* [Task details]:
Output the entries underneath exactly as they are.

* [Information shown]:
◇ ◇ ◇ ◇
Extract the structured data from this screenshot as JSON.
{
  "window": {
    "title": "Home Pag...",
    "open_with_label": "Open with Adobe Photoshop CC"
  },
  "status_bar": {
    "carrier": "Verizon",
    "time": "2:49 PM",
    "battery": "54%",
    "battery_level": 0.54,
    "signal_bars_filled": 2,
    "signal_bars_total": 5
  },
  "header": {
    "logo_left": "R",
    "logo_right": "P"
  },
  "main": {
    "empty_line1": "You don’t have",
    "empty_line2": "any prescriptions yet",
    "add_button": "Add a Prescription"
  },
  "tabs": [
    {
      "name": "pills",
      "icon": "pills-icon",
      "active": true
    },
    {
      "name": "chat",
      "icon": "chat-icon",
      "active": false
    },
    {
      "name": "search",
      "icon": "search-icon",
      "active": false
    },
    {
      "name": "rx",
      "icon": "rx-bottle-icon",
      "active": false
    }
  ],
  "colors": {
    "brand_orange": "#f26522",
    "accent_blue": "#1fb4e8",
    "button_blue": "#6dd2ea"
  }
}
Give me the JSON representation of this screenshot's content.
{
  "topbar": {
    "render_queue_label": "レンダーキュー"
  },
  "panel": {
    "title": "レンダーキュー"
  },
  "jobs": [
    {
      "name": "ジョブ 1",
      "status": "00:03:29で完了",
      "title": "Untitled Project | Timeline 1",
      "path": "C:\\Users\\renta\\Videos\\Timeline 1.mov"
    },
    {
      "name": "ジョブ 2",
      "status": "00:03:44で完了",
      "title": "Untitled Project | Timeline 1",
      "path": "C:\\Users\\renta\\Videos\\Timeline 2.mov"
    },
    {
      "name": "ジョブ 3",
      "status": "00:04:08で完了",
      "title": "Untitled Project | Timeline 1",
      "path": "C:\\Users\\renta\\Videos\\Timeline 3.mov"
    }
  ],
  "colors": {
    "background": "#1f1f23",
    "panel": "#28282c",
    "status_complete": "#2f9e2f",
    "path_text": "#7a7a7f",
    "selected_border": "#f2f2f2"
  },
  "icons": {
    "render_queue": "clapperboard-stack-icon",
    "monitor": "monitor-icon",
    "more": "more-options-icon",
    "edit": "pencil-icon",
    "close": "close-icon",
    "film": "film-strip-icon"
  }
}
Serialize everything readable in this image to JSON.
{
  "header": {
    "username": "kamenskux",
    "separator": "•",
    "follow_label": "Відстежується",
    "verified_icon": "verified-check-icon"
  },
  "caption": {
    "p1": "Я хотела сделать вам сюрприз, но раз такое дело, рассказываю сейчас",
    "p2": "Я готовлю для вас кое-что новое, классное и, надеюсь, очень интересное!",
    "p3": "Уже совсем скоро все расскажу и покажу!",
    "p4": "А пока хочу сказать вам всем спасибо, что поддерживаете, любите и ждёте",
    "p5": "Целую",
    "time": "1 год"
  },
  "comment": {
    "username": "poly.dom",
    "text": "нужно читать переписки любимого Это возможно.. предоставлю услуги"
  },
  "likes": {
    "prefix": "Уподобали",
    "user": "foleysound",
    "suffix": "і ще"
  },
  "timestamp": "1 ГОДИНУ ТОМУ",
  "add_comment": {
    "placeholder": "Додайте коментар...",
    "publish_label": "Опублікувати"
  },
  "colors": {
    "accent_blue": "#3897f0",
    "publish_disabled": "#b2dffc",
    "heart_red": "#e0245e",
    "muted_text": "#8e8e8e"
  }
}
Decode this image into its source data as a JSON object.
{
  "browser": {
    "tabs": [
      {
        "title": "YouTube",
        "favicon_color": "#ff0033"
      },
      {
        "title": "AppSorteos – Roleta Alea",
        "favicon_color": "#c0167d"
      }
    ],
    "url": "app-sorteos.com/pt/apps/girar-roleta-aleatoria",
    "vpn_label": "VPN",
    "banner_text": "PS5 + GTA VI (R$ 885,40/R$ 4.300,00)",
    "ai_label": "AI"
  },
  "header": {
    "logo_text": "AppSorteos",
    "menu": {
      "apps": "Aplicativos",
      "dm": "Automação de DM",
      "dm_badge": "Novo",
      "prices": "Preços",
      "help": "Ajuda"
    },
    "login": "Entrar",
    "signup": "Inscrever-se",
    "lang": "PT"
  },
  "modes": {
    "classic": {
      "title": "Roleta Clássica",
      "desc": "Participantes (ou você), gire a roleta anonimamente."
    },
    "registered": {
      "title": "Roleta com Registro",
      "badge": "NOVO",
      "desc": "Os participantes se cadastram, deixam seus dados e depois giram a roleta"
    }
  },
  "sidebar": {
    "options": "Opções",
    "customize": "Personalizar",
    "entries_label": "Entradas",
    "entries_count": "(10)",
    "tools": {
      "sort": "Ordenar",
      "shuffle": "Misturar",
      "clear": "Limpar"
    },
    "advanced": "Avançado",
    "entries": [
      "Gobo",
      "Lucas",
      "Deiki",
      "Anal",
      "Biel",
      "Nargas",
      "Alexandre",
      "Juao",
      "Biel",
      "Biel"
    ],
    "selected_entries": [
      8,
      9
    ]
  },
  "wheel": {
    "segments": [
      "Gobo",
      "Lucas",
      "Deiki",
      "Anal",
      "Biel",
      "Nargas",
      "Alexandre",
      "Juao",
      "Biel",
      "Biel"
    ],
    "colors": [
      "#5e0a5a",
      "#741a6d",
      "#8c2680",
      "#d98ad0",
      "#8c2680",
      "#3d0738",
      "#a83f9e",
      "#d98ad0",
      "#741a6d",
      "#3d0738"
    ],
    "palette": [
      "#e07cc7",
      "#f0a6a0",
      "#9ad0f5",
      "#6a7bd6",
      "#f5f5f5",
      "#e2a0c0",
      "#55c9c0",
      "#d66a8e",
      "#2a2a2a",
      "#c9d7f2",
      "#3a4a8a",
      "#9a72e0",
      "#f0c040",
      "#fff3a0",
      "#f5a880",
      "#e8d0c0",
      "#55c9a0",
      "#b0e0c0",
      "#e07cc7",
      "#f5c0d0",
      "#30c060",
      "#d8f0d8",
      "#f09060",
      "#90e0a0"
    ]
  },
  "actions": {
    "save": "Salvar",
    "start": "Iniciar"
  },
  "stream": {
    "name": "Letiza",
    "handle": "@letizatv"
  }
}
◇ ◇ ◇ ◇
* [Solution to the problem]:
Extract the structured data from this screenshot as JSON.
{
  "window": {
    "title": "Home Pag...",
    "open_with_label": "Open with Adobe Photoshop CC"
  },
  "status_bar": {
    "carrier": "Verizon",
    "time": "2:49 PM",
    "battery": "54%",
    "battery_level": 0.54,
    "signal_bars_filled": 2,
    "signal_bars_total": 5
  },
  "header": {
    "logo_left": "R",
    "logo_right": "P"
  },
  "main": {
    "empty_line1": "You don’t have",
    "empty_line2": "any prescriptions yet",
    "add_button": "Add a Prescription"
  },
  "tabs": [
    {
      "name": "pills",
      "icon": "pills-icon",
      "active": true
    },
    {
      "name": "chat",
      "icon": "chat-icon",
      "active": false
    },
    {
      "name": "search",
      "icon": "search-icon",
      "active": false
    },
    {
      "name": "rx",
      "icon": "rx-bottle-icon",
      "active": false
    }
  ],
  "colors": {
    "brand_orange": "#f26522",
    "accent_blue": "#1fb4e8",
    "button_blue": "#6dd2ea"
  }
}
Give me the JSON representation of this screenshot's content.
{
  "topbar": {
    "render_queue_label": "レンダーキュー"
  },
  "panel": {
    "title": "レンダーキュー"
  },
  "jobs": [
    {
      "name": "ジョブ 1",
      "status": "00:03:29で完了",
      "title": "Untitled Project | Timeline 1",
      "path": "C:\\Users\\renta\\Videos\\Timeline 1.mov"
    },
    {
      "name": "ジョブ 2",
      "status": "00:03:44で完了",
      "title": "Untitled Project | Timeline 1",
      "path": "C:\\Users\\renta\\Videos\\Timeline 2.mov"
    },
    {
      "name": "ジョブ 3",
      "status": "00:04:08で完了",
      "title": "Untitled Project | Timeline 1",
      "path": "C:\\Users\\renta\\Videos\\Timeline 3.mov"
    }
  ],
  "colors": {
    "background": "#1f1f23",
    "panel": "#28282c",
    "status_complete": "#2f9e2f",
    "path_text": "#7a7a7f",
    "selected_border": "#f2f2f2"
  },
  "icons": {
    "render_queue": "clapperboard-stack-icon",
    "monitor": "monitor-icon",
    "more": "more-options-icon",
    "edit": "pencil-icon",
    "close": "close-icon",
    "film": "film-strip-icon"
  }
}
Serialize everything readable in this image to JSON.
{
  "header": {
    "username": "kamenskux",
    "separator": "•",
    "follow_label": "Відстежується",
    "verified_icon": "verified-check-icon"
  },
  "caption": {
    "p1": "Я хотела сделать вам сюрприз, но раз такое дело, рассказываю сейчас",
    "p2": "Я готовлю для вас кое-что новое, классное и, надеюсь, очень интересное!",
    "p3": "Уже совсем скоро все расскажу и покажу!",
    "p4": "А пока хочу сказать вам всем спасибо, что поддерживаете, любите и ждёте",
    "p5": "Целую",
    "time": "1 год"
  },
  "comment": {
    "username": "poly.dom",
    "text": "нужно читать переписки любимого Это возможно.. предоставлю услуги"
  },
  "likes": {
    "prefix": "Уподобали",
    "user": "foleysound",
    "suffix": "і ще"
  },
  "timestamp": "1 ГОДИНУ ТОМУ",
  "add_comment": {
    "placeholder": "Додайте коментар...",
    "publish_label": "Опублікувати"
  },
  "colors": {
    "accent_blue": "#3897f0",
    "publish_disabled": "#b2dffc",
    "heart_red": "#e0245e",
    "muted_text": "#8e8e8e"
  }
}
Decode this image into its source data as a JSON object.
{
  "browser": {
    "tabs": [
      {
        "title": "YouTube",
        "favicon_color": "#ff0033"
      },
      {
        "title": "AppSorteos – Roleta Alea",
        "favicon_color": "#c0167d"
      }
    ],
    "url": "app-sorteos.com/pt/apps/girar-roleta-aleatoria",
    "vpn_label": "VPN",
    "banner_text": "PS5 + GTA VI (R$ 885,40/R$ 4.300,00)",
    "ai_label": "AI"
  },
  "header": {
    "logo_text": "AppSorteos",
    "menu": {
      "apps": "Aplicativos",
      "dm": "Automação de DM",
      "dm_badge": "Novo",
      "prices": "Preços",
      "help": "Ajuda"
    },
    "login": "Entrar",
    "signup": "Inscrever-se",
    "lang": "PT"
  },
  "modes": {
    "classic": {
      "title": "Roleta Clássica",
      "desc": "Participantes (ou você), gire a roleta anonimamente."
    },
    "registered": {
      "title": "Roleta com Registro",
      "badge": "NOVO",
      "desc": "Os participantes se cadastram, deixam seus dados e depois giram a roleta"
    }
  },
  "sidebar": {
    "options": "Opções",
    "customize": "Personalizar",
    "entries_label": "Entradas",
    "entries_count": "(10)",
    "tools": {
      "sort": "Ordenar",
      "shuffle": "Misturar",
      "clear": "Limpar"
    },
    "advanced": "Avançado",
    "entries": [
      "Gobo",
      "Lucas",
      "Deiki",
      "Anal",
      "Biel",
      "Nargas",
      "Alexandre",
      "Juao",
      "Biel",
      "Biel"
    ],
    "selected_entries": [
      8,
      9
    ]
  },
  "wheel": {
    "segments": [
      "Gobo",
      "Lucas",
      "Deiki",
      "Anal",
      "Biel",
      "Nargas",
      "Alexandre",
      "Juao",
      "Biel",
      "Biel"
    ],
    "colors": [
      "#5e0a5a",
      "#741a6d",
      "#8c2680",
      "#d98ad0",
      "#8c2680",
      "#3d0738",
      "#a83f9e",
      "#d98ad0",
      "#741a6d",
      "#3d0738"
    ],
    "palette": [
      "#e07cc7",
      "#f0a6a0",
      "#9ad0f5",
      "#6a7bd6",
      "#f5f5f5",
      "#e2a0c0",
      "#55c9c0",
      "#d66a8e",
      "#2a2a2a",
      "#c9d7f2",
      "#3a4a8a",
      "#9a72e0",
      "#f0c040",
      "#fff3a0",
      "#f5a880",
      "#e8d0c0",
      "#55c9a0",
      "#b0e0c0",
      "#e07cc7",
      "#f5c0d0",
      "#30c060",
      "#d8f0d8",
      "#f09060",
      "#90e0a0"
    ]
  },
  "actions": {
    "save": "Salvar",
    "start": "Iniciar"
  },
  "stream": {
    "name": "Letiza",
    "handle": "@letizatv"
  }
}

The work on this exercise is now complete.